Discovering Cusco’s Rich Cultural Heritage through Festivals and Celebrations


Cusco, the ancient Incan capital nestled high in the Peruvian Andes, is a destination that tantalizes all senses. While most tourists flock to this city for its historical significance and world-renowned hiking trails like Machu Picchu and the Sacred Valley, it’s the vibrant local culture and festivities that truly set Cusco apart as an unforgettable travel experience.

Throughout the year, the locals of Cusco celebrate various religious and cultural festivals, some dating back to Incan times. These events are a colorful blend of ancient Andean rituals, Catholic traditions brought by the Spanish colonizers, and modern celebrations that showcase Peru’s unique identity.

Among the most significant festivities is Inti Raymi, also known as “The Festival of the Sun.” Held on June 24th each year, this event commemorates the winter solstice when the sun begins its journey towards summer and longer days. The celebration starts with a vibrant parade through Cusco’s streets featuring costumed dancers, musicians, and local dignitaries reenacting the ancient Incan ritual of honoring the Sun God Inti. This festival is an extraordinary display of Andean culture and spirituality, offering travelers a glimpse into the heart and soul of Peru.

Another noteworthy event is Qhapaq Ñan, a celebration of the Inca Empire’s ancient road network that once spanned over 30,000 kilometers across South America. This cultural extravaganza occurs in September each year, and brings together indigenous communities from Peru, Argentina, Bolivia, Chile, and Ecuador to honor their shared heritage. The festival includes traditional music, dance performances, culinary displays, and handicrafts, providing visitors with a rich tapestry of Andean culture.

The festivities continue throughout the year with numerous smaller events like Carnaval Cusqueño in February or the Día de los Muertos (Day of the Dead) celebrations in November. These occasions offer travelers an opportunity to immerse themselves in local traditions, rituals and customs that are deeply ingrained into Peru’s cultural fabric.

Besides its festivals, Cusco is also home to some of the most spectacular landscapes in South America. The city serves as a gateway to countless hiking trails ranging from leisurely walks around historical sites like Sacsayhuamán to multi-day treks along the Inca Trail leading up to Machu Picchu.
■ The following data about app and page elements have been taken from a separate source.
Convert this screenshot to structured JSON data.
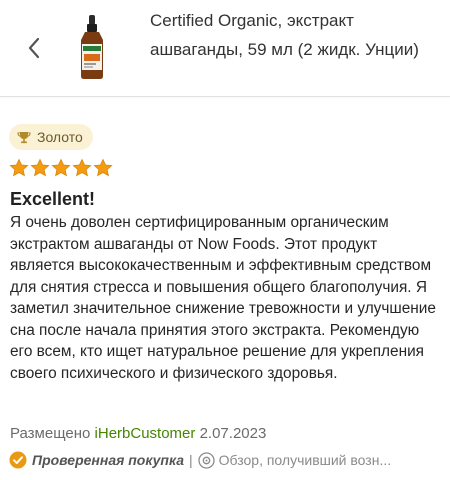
{
  "header": {
    "back_icon": "chevron-left-icon",
    "product_title": "Certified Organic, экстракт ашваганды, 59 мл (2 жидк. Унции)"
  },
  "review": {
    "badge_icon": "trophy-icon",
    "badge_label": "Золото",
    "rating": 5,
    "rating_max": 5,
    "star_color": "#f39c12",
    "title": "Excellent!",
    "body": "Я очень доволен сертифицированным органическим экстрактом ашваганды от Now Foods. Этот продукт является высококачественным и эффективным средством для снятия стресса и повышения общего благополучия. Я заметил значительное снижение тревожности и улучшение сна после начала принятия этого экстракта. Рекомендую его всем, кто ищет натуральное решение для укрепления своего психического и физического здоровья.",
    "posted_prefix": "Размещено",
    "author": "iHerbCustomer",
    "date": "2.07.2023",
    "verified_icon": "check-circle-icon",
    "verified_label": "Проверенная покупка",
    "separator": "|",
    "incentive_icon": "gear-badge-icon",
    "incentive_text": "Обзор, получивший возн..."
  },
  "colors": {
    "author_link": "#458500",
    "badge_bg": "#fbf1d5",
    "verified_check": "#e99a12"
  }
}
One lesser-known trail worth exploring is the Salcantay Trek, which offers breathtaking views of Mount Salcantay and its glaciated peaks while traversing through lush valleys filled with Andean flora and fauna. Alternatively, for those seeking a more challenging adventure, consider hiking up the Ausangate Trek – one of Peru’s highest mountain ranges, offering spectacular vistas of turquoise alpine lakes, colorful mountain passes, and picturesque Quechua villages.
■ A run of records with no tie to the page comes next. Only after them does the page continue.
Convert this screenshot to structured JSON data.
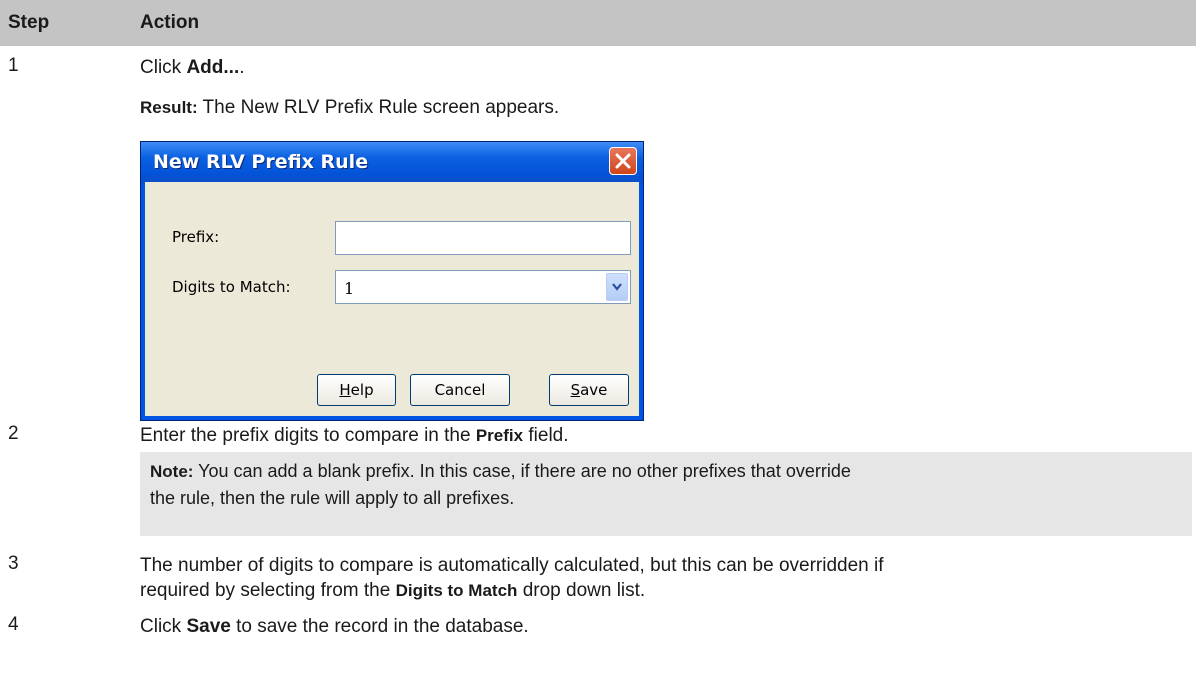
{
  "header": {
    "step": "Step",
    "action": "Action"
  },
  "steps": [
    {
      "num": "1",
      "pre": "Click ",
      "bold": "Add...",
      "post": "."
    },
    {
      "num": "2",
      "pre": "Enter the prefix digits to compare in the ",
      "bold": "Prefix",
      "post": " field."
    },
    {
      "num": "3",
      "line1": "The number of digits to compare is automatically calculated, but this can be overridden if",
      "line2_pre": "required by selecting from the ",
      "line2_bold": "Digits to Match",
      "line2_post": " drop down list."
    },
    {
      "num": "4",
      "pre": "Click ",
      "bold": "Save",
      "post": " to save the record in the database."
    }
  ],
  "result": {
    "label": "Result:",
    "text": " The New RLV Prefix Rule screen appears."
  },
  "note": {
    "label": "Note:",
    "line1": " You can add a blank prefix. In this case, if there are no other prefixes that override",
    "line2": "the rule, then the rule will apply to all prefixes."
  },
  "dialog": {
    "title": "New RLV Prefix Rule",
    "prefix_label": "Prefix:",
    "prefix_value": "",
    "digits_label": "Digits to Match:",
    "digits_value": "1",
    "help_label_u": "H",
    "help_label_rest": "elp",
    "cancel_label": "Cancel",
    "save_label_u": "S",
    "save_label_rest": "ave",
    "icons": {
      "close": "close-icon",
      "dropdown": "chevron-down-icon"
    }
  }
}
Cusco is not only rich in culture but also boasts a diverse culinary scene that reflects the region’s history and geography. From traditional staples like quinoa and potatoes to exotic dishes featuring local game meats such as alpaca or guinea pig, foodies will find plenty to savor here.

When planning your Cusco adventure, remember that altitude sickness can be an issue due to the city’s high elevation (3,400 meters above sea level). Allow yourself a few days upon arrival for acclimatization before embarking on any strenuous activities. Respect local customs by dressing modestly when visiting sacred sites or attending religious ceremonies and always ask permission before taking photos of people or places.

In conclusion, Cusco’s rich cultural heritage is more than just Incan ruins and famous hiking trails; it’s a living, breathing tapestry woven together by vibrant festivals, stunning landscapes, and mouthwatering cuisine. By immersing yourself in these experiences, you will leave with memories that last a lifetime.



Leave a Reply

Your email address will not be published. Required fields are marked *